RECORDS PROVIDED START

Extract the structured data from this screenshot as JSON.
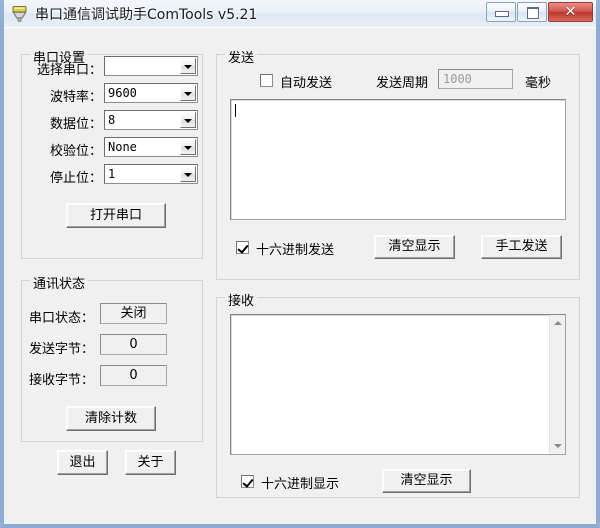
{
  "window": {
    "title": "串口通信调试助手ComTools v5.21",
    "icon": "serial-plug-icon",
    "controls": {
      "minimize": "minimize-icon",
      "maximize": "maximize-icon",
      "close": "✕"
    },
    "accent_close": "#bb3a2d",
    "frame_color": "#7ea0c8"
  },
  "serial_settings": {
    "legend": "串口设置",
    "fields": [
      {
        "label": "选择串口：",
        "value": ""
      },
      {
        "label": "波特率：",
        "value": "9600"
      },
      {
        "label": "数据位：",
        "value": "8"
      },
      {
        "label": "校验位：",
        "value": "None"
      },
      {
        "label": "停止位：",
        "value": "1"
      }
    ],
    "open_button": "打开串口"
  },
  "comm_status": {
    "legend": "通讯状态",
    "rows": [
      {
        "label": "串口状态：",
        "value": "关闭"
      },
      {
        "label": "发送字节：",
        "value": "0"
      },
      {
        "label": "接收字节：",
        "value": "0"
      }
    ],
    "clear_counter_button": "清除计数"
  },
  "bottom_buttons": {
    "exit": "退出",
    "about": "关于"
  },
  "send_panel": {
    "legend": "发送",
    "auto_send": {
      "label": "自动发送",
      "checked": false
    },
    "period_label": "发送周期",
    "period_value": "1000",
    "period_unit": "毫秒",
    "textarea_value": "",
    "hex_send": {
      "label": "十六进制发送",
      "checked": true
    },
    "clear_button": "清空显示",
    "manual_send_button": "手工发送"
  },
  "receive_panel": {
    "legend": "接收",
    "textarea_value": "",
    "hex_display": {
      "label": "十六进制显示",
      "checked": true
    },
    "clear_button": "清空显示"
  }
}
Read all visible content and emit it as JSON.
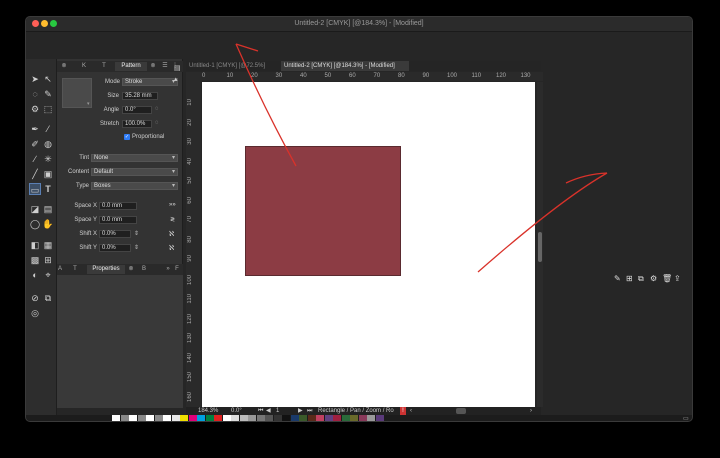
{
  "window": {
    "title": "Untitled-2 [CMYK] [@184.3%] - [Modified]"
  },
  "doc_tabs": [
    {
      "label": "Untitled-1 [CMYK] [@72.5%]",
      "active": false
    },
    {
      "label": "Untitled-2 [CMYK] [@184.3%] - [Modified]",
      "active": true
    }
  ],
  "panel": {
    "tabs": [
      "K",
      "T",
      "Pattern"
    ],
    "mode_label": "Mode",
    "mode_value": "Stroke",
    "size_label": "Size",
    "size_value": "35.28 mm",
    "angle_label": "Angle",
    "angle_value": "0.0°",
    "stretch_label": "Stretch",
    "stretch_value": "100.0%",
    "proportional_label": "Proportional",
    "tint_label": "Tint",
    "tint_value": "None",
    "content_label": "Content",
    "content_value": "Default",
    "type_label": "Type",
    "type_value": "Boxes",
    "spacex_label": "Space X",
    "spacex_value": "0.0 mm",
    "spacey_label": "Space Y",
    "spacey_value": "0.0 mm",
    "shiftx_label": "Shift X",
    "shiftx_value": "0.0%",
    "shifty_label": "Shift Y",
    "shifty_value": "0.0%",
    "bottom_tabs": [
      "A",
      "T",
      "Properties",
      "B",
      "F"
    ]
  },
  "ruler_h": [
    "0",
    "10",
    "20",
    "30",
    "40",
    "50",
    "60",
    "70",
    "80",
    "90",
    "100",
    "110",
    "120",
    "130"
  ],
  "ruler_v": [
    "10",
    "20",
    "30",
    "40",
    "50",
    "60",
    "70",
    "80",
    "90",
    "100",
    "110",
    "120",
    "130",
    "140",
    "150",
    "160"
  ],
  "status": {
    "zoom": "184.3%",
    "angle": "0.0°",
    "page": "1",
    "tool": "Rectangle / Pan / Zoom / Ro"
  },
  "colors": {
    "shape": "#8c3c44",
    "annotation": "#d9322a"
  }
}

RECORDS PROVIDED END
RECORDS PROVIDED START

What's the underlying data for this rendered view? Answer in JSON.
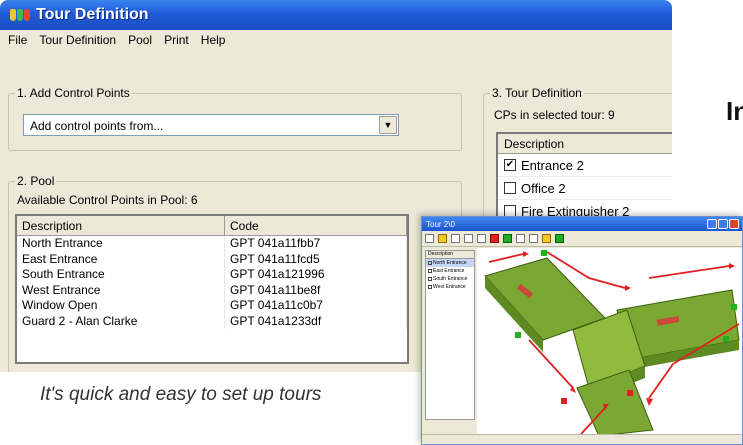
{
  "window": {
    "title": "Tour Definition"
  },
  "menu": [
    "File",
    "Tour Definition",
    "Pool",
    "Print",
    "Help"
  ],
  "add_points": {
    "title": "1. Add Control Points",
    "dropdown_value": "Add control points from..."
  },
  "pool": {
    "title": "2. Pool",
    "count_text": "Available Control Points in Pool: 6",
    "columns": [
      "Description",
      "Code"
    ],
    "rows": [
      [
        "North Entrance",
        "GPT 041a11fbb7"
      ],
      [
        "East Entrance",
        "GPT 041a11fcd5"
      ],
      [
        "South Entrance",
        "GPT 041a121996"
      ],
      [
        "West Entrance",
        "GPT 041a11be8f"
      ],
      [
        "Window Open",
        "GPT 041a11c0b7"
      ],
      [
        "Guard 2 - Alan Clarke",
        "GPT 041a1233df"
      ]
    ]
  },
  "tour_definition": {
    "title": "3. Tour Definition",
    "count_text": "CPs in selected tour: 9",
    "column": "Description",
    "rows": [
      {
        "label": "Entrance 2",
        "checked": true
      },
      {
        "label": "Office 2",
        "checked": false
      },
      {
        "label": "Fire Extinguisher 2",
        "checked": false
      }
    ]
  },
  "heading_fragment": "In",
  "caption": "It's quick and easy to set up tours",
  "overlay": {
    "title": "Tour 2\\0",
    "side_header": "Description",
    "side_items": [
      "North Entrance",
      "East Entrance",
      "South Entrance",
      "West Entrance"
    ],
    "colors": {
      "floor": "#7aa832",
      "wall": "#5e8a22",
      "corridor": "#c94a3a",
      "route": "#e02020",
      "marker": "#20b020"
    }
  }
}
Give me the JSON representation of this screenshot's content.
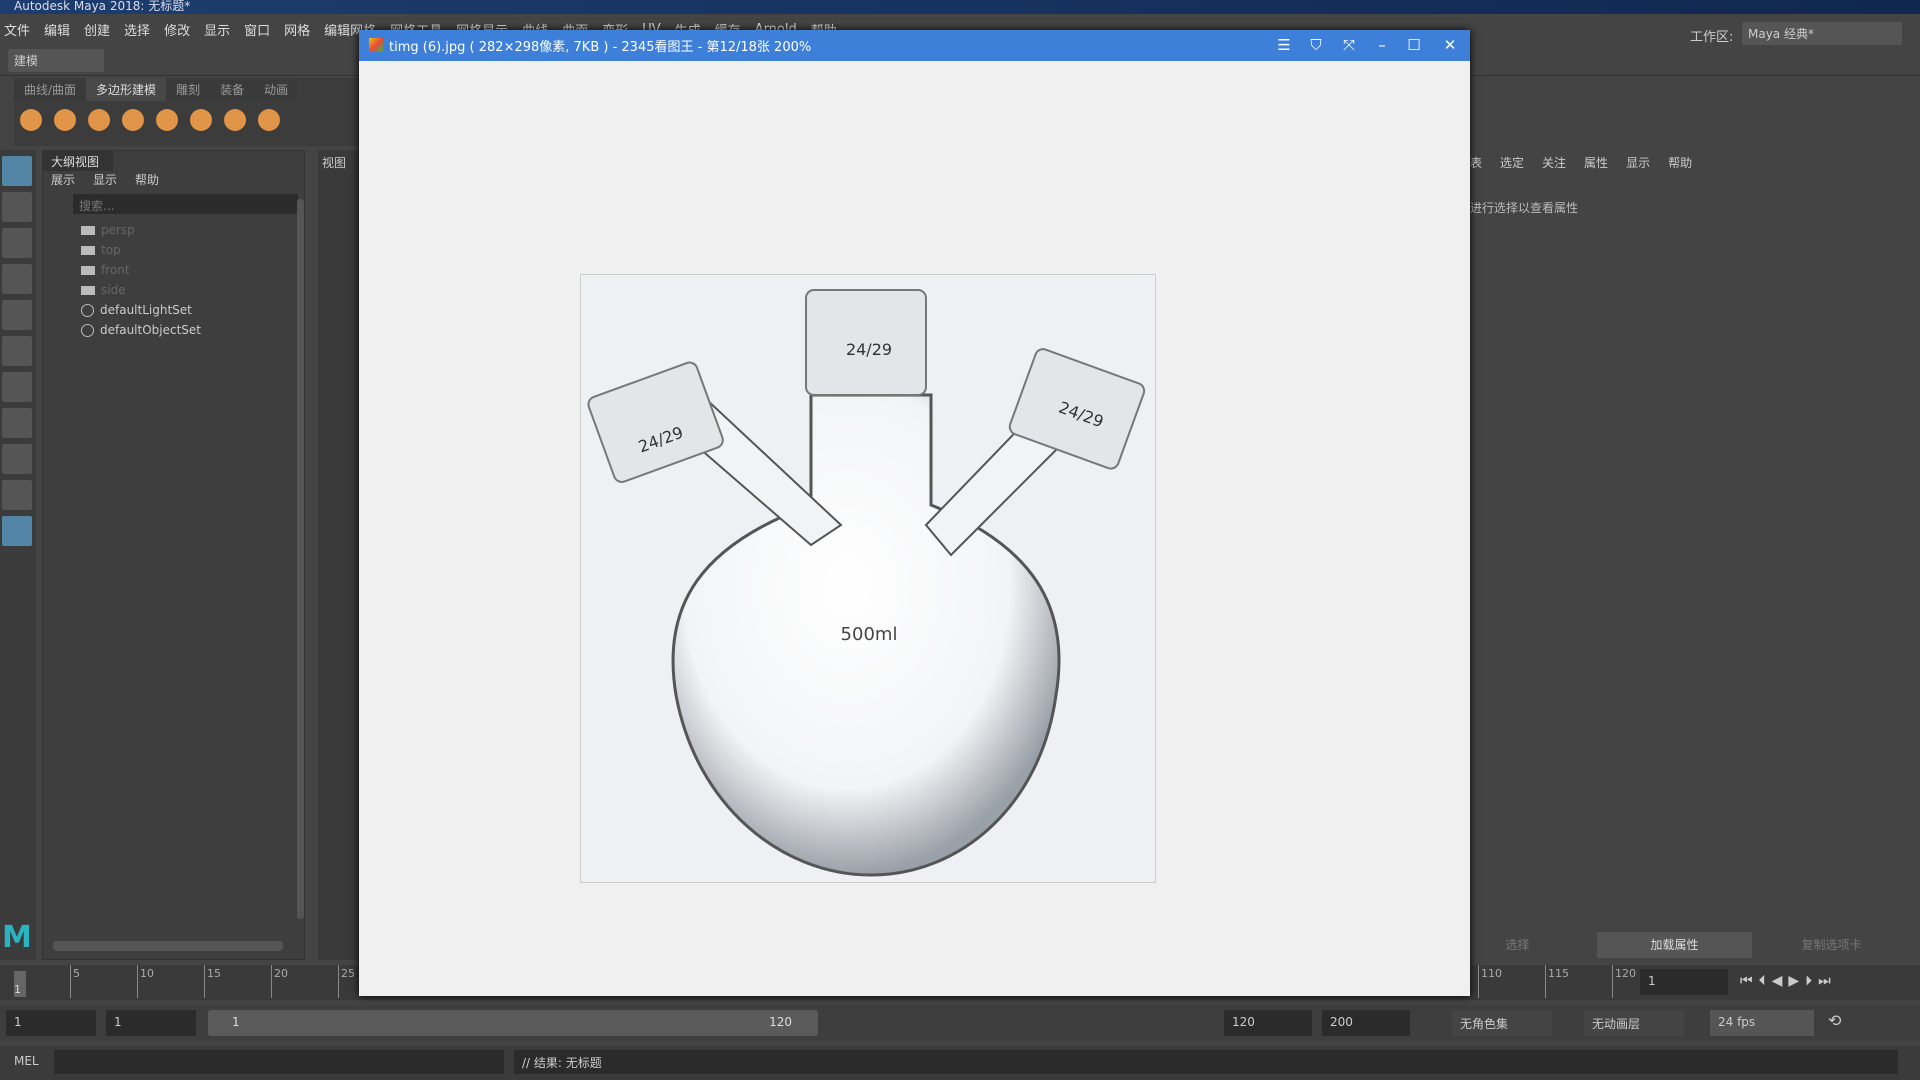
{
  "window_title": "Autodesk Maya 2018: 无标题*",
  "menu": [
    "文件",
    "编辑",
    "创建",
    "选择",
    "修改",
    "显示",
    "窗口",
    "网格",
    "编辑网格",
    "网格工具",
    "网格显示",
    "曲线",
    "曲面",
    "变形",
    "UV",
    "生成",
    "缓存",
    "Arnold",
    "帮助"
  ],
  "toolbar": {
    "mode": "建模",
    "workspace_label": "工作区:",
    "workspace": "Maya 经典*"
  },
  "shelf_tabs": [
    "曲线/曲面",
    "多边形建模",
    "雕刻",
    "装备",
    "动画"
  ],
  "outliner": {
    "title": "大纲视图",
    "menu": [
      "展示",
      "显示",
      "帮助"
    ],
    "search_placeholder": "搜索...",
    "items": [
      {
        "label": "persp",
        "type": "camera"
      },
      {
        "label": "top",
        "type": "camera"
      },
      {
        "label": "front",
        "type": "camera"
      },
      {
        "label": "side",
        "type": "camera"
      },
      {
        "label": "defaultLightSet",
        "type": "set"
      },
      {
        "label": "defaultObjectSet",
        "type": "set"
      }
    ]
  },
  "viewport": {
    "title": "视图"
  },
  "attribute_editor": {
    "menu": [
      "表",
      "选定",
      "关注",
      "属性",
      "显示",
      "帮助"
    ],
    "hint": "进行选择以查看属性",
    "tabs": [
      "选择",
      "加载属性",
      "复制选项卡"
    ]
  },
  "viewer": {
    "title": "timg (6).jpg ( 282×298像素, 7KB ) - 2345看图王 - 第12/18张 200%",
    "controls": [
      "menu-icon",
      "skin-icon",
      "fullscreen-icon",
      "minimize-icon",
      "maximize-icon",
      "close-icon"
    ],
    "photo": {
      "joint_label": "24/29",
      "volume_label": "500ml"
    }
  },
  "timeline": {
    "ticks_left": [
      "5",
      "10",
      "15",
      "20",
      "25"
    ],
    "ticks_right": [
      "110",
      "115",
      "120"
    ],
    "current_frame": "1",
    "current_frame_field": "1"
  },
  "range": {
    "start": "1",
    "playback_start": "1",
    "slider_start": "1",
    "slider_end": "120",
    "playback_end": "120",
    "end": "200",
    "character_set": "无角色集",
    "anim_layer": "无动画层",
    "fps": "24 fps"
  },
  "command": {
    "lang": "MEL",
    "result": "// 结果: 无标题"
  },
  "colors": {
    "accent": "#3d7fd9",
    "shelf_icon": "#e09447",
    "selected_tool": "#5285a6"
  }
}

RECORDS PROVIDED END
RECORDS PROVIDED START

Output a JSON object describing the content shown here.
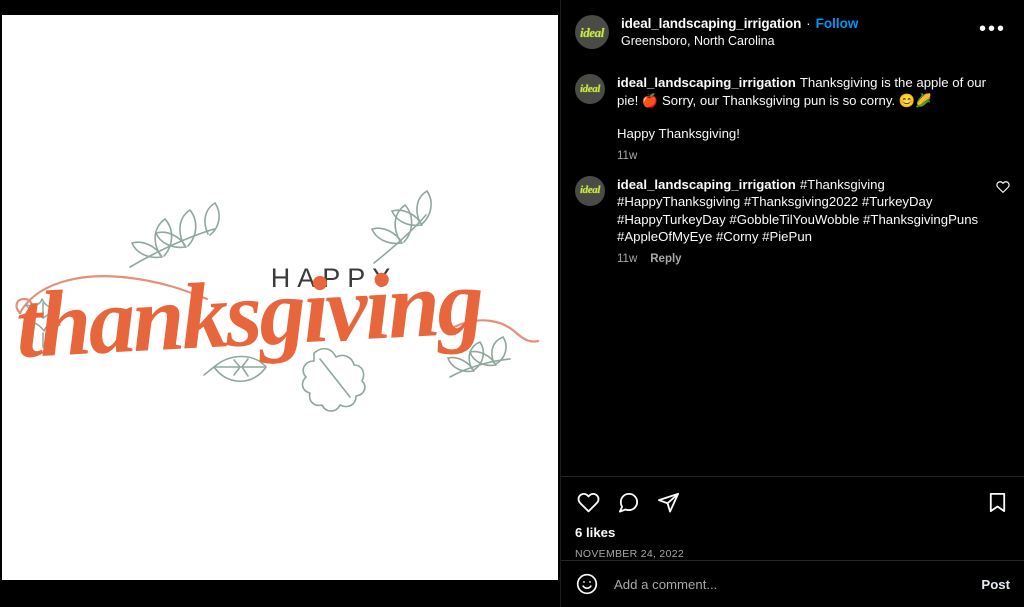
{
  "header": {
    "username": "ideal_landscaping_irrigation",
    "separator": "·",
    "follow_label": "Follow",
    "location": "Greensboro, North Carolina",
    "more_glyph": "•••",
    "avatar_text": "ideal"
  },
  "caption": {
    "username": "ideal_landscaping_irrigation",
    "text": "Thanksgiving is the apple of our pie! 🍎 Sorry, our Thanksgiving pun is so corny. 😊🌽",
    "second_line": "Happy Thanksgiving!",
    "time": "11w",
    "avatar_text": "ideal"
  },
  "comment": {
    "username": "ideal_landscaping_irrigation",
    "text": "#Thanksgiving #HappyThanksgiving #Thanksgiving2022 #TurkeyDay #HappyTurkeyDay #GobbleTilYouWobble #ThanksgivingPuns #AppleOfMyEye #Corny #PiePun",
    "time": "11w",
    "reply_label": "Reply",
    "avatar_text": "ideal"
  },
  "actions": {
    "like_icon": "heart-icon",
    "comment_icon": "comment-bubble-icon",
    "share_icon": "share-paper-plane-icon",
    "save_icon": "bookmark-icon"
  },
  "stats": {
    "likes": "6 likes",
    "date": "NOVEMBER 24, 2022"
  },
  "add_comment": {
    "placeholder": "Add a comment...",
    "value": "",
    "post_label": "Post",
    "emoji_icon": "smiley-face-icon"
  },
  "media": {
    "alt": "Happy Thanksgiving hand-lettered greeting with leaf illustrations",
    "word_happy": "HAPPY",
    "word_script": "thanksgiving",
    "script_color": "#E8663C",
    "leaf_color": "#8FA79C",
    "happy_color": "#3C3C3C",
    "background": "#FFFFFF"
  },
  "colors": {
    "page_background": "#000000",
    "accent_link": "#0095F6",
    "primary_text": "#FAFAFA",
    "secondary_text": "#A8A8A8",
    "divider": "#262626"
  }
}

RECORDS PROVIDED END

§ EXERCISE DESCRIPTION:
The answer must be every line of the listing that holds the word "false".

§ ANSWER TO THIS PROBLEM:
      "checked": false
      "active": false
        "checked": false
        "checked": false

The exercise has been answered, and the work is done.